Task statement: In the material below, find each line holding the string "value" and copy it.

Supplied records:
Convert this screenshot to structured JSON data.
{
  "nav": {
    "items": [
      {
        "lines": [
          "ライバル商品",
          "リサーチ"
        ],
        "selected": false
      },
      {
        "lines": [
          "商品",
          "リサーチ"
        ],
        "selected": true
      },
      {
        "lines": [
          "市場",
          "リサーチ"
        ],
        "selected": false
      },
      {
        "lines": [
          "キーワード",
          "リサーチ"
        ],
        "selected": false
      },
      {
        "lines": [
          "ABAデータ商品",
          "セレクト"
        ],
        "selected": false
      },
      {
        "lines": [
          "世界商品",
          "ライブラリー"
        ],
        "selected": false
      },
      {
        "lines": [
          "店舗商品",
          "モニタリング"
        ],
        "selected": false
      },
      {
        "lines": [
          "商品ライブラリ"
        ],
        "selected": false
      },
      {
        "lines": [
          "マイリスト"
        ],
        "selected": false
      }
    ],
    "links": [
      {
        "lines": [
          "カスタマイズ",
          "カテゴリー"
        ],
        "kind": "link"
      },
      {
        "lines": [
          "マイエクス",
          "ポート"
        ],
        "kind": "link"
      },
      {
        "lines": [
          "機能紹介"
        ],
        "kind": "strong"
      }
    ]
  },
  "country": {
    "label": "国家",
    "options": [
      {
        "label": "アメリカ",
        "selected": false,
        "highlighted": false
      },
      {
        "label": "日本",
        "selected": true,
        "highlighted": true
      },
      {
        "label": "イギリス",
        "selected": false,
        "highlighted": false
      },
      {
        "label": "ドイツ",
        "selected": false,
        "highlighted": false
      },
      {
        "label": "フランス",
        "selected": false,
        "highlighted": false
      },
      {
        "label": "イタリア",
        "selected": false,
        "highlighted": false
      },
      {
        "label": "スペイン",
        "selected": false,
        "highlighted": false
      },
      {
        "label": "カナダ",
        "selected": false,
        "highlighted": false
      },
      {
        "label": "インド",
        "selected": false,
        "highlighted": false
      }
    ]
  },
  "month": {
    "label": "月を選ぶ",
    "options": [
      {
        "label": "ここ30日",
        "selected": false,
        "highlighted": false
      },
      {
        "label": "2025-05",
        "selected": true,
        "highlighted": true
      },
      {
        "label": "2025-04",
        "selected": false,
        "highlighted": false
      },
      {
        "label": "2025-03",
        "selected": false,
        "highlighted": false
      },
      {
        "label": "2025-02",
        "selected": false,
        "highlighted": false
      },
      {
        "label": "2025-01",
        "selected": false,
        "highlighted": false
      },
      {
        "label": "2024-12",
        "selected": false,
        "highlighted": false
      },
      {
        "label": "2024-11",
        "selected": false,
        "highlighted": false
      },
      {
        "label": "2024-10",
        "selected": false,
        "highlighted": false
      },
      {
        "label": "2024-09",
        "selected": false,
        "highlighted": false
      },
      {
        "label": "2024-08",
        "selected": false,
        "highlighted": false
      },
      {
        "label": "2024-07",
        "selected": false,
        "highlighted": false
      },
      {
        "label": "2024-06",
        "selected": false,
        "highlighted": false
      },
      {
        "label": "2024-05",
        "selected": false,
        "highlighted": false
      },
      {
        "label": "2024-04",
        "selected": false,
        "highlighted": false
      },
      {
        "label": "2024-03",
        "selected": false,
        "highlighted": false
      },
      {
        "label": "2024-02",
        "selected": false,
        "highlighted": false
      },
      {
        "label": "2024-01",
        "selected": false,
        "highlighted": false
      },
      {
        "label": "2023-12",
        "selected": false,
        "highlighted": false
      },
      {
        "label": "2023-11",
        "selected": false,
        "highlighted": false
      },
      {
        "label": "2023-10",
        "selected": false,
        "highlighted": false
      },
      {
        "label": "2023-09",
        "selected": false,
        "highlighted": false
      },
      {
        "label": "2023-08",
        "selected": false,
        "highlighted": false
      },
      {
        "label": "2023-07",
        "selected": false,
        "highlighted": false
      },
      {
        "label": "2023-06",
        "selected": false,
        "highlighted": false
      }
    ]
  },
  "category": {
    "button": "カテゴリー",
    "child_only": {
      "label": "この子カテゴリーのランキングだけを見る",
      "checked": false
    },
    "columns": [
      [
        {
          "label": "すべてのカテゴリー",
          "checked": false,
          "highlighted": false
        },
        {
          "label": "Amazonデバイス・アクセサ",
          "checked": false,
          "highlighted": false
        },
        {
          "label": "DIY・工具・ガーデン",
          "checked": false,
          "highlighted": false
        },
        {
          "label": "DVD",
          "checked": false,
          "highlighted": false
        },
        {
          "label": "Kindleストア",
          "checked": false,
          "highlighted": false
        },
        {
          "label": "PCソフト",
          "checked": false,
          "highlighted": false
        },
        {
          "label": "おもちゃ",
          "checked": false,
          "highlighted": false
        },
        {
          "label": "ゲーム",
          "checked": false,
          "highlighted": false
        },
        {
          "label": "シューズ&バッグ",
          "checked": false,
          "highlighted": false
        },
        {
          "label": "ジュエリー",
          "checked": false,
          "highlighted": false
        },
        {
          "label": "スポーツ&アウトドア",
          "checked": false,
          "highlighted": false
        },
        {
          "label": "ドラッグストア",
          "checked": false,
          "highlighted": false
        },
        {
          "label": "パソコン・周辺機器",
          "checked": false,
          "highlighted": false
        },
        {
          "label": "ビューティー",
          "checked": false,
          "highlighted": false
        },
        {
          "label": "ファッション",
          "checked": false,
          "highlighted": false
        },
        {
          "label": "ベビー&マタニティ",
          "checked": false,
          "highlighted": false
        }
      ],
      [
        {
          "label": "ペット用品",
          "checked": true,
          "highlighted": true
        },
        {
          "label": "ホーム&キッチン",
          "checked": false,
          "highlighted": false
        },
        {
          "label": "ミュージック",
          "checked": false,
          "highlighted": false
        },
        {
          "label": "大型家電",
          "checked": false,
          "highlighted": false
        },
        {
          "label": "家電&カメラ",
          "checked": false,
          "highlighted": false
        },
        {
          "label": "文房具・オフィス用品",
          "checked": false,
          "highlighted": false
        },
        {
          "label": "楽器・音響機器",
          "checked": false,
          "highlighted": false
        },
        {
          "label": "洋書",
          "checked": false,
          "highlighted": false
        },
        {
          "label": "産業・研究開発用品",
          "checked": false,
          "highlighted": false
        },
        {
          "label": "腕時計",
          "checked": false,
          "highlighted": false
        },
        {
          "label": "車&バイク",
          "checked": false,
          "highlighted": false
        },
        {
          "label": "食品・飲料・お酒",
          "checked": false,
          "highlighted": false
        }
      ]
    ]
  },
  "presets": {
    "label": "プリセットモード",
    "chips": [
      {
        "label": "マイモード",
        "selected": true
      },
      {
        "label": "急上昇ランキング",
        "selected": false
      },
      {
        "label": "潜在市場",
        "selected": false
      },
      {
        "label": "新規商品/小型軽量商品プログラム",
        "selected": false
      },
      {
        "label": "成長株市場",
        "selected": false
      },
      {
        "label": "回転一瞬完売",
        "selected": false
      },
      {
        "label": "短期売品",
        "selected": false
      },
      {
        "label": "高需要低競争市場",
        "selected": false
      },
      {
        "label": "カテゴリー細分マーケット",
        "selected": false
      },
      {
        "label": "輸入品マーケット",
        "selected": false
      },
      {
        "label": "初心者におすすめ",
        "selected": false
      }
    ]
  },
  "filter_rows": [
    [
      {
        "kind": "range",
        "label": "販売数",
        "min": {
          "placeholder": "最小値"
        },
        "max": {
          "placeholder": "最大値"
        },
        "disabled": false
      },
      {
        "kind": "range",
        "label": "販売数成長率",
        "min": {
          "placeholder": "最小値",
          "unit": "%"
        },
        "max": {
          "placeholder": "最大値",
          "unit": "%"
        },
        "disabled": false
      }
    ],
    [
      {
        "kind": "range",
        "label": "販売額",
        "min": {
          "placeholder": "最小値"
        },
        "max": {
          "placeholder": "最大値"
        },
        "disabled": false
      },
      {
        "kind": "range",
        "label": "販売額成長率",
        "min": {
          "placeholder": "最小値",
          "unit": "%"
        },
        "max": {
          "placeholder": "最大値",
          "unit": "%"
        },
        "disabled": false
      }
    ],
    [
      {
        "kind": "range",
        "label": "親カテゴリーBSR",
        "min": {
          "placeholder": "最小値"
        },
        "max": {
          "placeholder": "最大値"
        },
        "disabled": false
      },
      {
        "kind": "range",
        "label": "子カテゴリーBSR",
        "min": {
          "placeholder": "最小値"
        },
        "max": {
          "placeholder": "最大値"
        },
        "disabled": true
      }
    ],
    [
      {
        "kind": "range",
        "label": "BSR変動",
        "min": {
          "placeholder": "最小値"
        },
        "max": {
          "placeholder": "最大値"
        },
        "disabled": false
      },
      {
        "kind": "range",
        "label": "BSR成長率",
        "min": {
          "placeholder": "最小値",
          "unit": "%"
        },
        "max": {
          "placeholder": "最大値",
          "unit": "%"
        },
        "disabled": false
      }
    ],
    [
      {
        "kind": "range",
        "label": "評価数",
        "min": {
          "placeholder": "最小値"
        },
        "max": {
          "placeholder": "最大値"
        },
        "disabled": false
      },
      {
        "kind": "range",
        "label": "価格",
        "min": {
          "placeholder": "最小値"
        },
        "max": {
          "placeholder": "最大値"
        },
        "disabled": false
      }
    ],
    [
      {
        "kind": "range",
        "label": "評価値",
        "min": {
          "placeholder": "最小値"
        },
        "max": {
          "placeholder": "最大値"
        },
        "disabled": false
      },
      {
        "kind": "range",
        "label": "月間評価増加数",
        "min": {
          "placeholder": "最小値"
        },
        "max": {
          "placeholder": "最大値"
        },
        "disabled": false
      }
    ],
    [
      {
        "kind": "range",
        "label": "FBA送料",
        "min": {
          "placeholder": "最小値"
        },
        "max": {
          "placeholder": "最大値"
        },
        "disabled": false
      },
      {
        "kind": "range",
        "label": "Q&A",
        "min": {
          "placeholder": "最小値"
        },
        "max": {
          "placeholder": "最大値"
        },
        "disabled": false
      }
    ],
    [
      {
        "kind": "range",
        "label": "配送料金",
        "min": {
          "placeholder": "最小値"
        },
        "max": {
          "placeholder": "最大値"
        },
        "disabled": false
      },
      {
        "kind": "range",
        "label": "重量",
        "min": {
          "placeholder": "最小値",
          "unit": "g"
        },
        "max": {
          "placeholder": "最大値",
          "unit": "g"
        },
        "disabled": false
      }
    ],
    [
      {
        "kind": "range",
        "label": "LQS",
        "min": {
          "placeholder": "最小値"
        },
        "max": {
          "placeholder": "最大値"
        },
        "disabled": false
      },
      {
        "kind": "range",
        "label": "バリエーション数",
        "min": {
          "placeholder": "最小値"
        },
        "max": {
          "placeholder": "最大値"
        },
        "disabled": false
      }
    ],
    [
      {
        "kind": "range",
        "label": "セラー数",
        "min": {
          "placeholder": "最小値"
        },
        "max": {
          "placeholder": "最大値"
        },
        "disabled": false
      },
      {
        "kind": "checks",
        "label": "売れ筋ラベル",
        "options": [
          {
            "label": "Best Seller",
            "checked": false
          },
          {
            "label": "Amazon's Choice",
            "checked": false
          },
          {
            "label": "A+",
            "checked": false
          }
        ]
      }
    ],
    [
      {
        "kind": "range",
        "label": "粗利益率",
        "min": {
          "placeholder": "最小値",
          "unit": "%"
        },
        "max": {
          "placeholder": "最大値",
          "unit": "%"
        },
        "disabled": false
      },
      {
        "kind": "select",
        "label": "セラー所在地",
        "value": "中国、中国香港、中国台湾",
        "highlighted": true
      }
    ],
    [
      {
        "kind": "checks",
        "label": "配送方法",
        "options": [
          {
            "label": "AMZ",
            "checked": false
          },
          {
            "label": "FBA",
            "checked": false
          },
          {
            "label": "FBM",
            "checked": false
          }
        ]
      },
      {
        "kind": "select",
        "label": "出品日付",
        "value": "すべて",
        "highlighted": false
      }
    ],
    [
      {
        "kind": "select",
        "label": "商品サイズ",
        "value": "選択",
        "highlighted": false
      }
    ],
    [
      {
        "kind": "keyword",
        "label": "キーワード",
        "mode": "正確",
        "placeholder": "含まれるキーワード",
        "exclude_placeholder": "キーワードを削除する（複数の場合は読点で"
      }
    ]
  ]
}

Result:
        "value": "中国、中国香港、中国台湾",
        "value": "すべて",
        "value": "選択",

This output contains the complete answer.